“We are so at peace with the way we’re doing things,” Kershaw said over a Zoom call on Monday afternoon. “For me, for our situation, I want to pick the team first and then figure out the contract after that. I don’t want to be told where to play, I want to pick where to play, and if they want me, we’ll figure it out. That’s how I want to go about it the rest of my career, and if there’s a few dollars left on the table, I’ll be okay with that.”

Kershaw’s situation is a family with four children living in a Dallas suburb, a short drive away from Globe Life Field, home of the Texas Rangers. As the kids reach school age, it becomes harder for Kershaw to be around them during a good portion of the season, which makes the idea of pitching for the Rangers more appealing.

“It’s no secret. I think every year there’s only two teams that I would ever play for going forward,” Kershaw said. “There’s not a lot of leverage in that, obviously. But we just never felt like we were done [in Los Angeles].”

The deal for Kershaw’s return for a 16th season in Los Angeles happened quickly, talking to his wife Ellen, then agreeing to terms with the Dodgers five days after officially becoming a free agent. The contract took 25 days after that to be finalized waiting for Kershaw to complete a physical.

“I was kind of procrastinating getting all the MRIs. I figured they had seen this enough where they didn’t need all those, but I guess they still did,” Kershaw quipped. “Honestly, it just feels great to come back.
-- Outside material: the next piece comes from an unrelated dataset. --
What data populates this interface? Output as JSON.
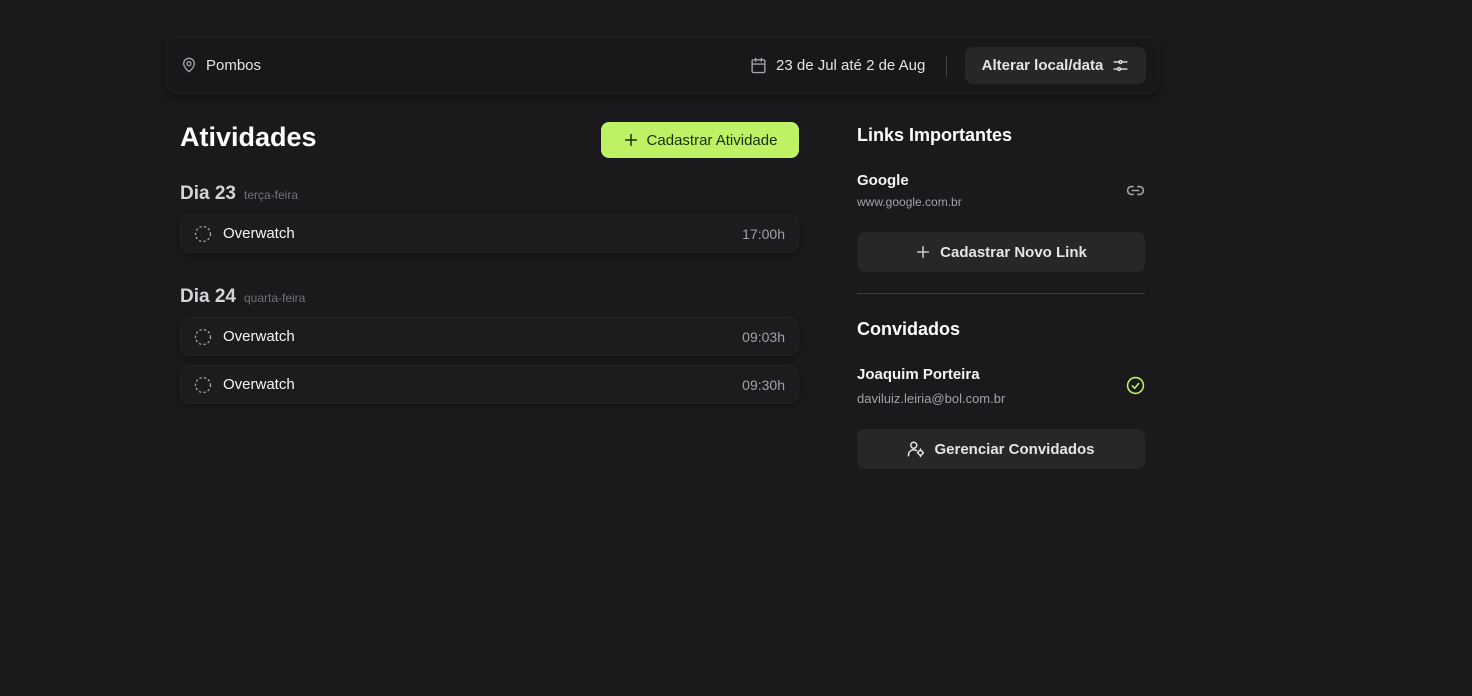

I just felt like it’s where we needed to be and where we want to be. It just feels like we’re not done yet, the way we ended last year. We’ve got another run in us.”

Looking ahead

Kershaw said he began his throwing program on Monday, a welcome change after nursing an elbow injury last offseason that knocked him out of the 2021 postseason.

“I started about a month earlier than last year,” he said. “But I’ll be able to take my time and build up. It’ll be like a normal offseason, so it’s awesome.”

Part of that build up will be for spring training and to prepare for the regular season (which starts on March 31), but another goal might be to be ready for the World Baseball Classic in March. Kershaw said he is considering pitching for Team USA.

“We’re still working through some things there. Obviously it’d be a huge honor to get to do that,” Kershaw said. “We’re all watching USA soccer and the World Cup, and how special that is to wear the jersey, and how many people can get behind that.”

Pool play for the United States in the World Baseball Classic includes four games at Chase Field in Phoenix from March 11-15, then potentially games in Miami in the quarterfinals March 17-18 then the championship round from March 19-21. Dodgers teammates Mookie Betts and Will Smith are among the players committed to Team USA, with Julio Urías set to pitch for Mexico in the WBC. Trea Turner, who signed a reported 11-year deal with the Phillies Monday, is also on the Team USA roster.

Kershaw said he still needs to talk with Dodgers owner Mark Walter and president of baseball operations Andrew Friedman, in addition to seeing how he feels this offseason.

“I’m still a ways away from making that call,” Kershaw said.